Monday, August 16, 2010
'Around the World in 80 Days' -Review
Publisher: Penguin Popular Classics
Length: 256 Pages
'Mr. Phileas Fogg lived, in 1872, at No. 7, Saville Row, Burlington Gardens, the house in which Sheridan died in 1814.'
By the time this post is published, it will be Monday. However, I'm actually typing this on my balcony on a bright Sunday afternoon, just before I head off for Sunday lunch. If I tried to write this after lunch, I think it possibly wouldn't make too make sense, as I'd be too sleepy or full of wine!
Anyway, having previously enjoyed '20,000 Leagues Under the Sea' by Jules Verne, I thought that I would try another one of his titles. I usually feel a sense of trepidation when embarking on additional titles from an author, whose book I've just enjoyed, as I normally find that reading a second or third novel by them, is never quite good as the first. However, I decided to give 'Around the World in 80 Days' a go and I'm happy to say, that this novel was even better than the first.
It revolves around Phileas Fogg, an English gentleman with a stickler for routine, taking on a £20,000 wager with the other gentlemen in his local Reform Club, to circumnavigate the world in 80 days. Along for the ride is Passepartout, his newly appointed servant, hoping for a quieter life. However, he finds himself on an unexpected adventure, saving a young Parsi woman called Aouda, causing chaos in Calcutta and riding elephants in the jungle.
Throughout the story, Phileas Fogg is pursued by a Scotland Yard policeman named Fix, who is convinced that Phileas Fogg is a bank robber and he deceives Passepartout into helping him to catch his criminal. Will Phileas Fogg escape imprisonment and arrive back in London on time? It would be wrong of me to spoil it for you!
I loved this book. I enjoyed '20,000 Leagues Under the Sea', but I found that'Around the World in 80 Days' had a pace which more suited my reading preference, it explained everything sufficiently, but wasn't quite as slow as '20,000 Leagues Under the Sea'. Also, I found that I wasn't bogged down with information, as I felt when I read '20,000 Leagues Under the Sea', even though the facts featured within that book, gave authenticity to the novel.
I love the characters within the book. In fact, I feel that on the whole, Jules Verne has the ability to create great characterisation within his novels. However, he likes his main character to be forthright gentleman and Phileas Fogg, is the quintessential English gent, who is never phased by a crisis.
This book is charming, funny and so gripping that you can't wait for the next chapter, to see what happens next. In fact, it's the perfect illustration of the game 'Can you?' which Stephen King talks about in his novel 'Misery'. Verne puts his characters into impossible situations and leaves the reader thinking 'How are they going to get out of this one?', then he rescues his characters, but with convincing resolutions.

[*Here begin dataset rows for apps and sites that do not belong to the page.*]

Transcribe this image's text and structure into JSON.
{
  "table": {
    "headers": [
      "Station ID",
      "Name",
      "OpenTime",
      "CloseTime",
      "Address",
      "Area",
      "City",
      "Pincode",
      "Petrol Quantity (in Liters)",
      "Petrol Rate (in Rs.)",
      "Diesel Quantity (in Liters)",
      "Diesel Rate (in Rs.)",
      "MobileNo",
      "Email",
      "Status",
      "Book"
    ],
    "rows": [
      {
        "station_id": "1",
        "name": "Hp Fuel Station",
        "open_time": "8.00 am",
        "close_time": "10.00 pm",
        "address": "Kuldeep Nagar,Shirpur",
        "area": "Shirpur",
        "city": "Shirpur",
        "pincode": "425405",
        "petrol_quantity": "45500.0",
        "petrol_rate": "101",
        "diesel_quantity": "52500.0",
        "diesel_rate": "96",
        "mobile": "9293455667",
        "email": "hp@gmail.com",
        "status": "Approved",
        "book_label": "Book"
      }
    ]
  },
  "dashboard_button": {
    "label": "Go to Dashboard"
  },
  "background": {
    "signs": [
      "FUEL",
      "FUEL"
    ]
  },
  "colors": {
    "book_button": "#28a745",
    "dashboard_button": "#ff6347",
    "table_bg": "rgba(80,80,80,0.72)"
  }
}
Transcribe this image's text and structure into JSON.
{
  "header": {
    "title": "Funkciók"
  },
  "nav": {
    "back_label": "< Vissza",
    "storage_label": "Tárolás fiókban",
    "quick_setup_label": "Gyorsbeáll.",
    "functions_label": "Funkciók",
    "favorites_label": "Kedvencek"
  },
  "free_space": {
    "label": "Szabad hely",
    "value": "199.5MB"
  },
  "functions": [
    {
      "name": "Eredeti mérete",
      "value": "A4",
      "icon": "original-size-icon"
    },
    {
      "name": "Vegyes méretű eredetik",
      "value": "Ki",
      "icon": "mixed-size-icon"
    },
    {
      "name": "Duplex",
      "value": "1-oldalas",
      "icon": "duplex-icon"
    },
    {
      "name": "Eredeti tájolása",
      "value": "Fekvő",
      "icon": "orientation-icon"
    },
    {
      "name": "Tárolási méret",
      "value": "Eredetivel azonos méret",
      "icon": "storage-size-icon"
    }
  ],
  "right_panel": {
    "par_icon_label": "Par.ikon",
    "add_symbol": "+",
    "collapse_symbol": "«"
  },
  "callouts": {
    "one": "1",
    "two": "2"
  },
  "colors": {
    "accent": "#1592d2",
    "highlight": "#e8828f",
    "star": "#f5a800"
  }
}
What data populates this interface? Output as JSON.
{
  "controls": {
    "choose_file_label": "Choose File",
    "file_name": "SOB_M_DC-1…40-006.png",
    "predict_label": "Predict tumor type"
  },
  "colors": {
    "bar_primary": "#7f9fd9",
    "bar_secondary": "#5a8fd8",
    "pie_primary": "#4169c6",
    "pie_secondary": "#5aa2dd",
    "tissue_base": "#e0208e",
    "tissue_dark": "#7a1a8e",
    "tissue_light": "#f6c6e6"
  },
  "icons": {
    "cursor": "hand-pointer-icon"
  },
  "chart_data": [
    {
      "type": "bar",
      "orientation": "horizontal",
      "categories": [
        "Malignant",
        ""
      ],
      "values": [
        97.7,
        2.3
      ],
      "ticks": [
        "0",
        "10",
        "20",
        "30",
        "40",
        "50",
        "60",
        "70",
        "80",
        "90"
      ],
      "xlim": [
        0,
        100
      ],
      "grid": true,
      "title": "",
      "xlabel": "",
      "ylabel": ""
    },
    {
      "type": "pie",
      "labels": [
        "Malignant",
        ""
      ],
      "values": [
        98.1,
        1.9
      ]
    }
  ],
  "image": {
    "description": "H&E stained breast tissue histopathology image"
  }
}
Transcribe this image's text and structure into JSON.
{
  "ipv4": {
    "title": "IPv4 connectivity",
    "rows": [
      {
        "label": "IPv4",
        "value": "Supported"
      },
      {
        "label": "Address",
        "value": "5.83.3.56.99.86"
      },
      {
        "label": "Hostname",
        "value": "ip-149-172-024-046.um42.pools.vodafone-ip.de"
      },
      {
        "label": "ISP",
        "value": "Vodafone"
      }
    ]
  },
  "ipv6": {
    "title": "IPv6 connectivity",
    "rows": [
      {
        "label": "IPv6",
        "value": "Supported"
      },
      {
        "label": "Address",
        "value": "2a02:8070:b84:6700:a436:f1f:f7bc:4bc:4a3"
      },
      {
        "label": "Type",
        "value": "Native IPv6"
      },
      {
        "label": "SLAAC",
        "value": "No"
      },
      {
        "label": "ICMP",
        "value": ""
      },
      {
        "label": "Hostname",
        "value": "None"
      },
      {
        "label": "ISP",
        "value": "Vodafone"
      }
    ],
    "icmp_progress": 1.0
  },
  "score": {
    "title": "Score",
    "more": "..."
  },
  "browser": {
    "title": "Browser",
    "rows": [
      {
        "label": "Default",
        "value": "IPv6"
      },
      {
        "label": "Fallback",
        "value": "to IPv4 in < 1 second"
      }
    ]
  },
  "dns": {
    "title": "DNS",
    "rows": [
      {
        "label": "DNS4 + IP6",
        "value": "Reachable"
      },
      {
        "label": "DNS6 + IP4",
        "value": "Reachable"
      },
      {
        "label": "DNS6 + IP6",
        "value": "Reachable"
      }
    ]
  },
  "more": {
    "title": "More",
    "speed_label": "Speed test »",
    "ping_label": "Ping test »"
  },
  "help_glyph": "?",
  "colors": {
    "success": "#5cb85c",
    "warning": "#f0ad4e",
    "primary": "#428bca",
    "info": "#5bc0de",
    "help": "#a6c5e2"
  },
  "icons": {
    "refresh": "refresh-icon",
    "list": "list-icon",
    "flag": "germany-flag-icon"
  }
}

'Around the World in 80 Days' is fun, exciting and a good old fashioned adventure story, which is easy to get lost in. I definitely recommend it.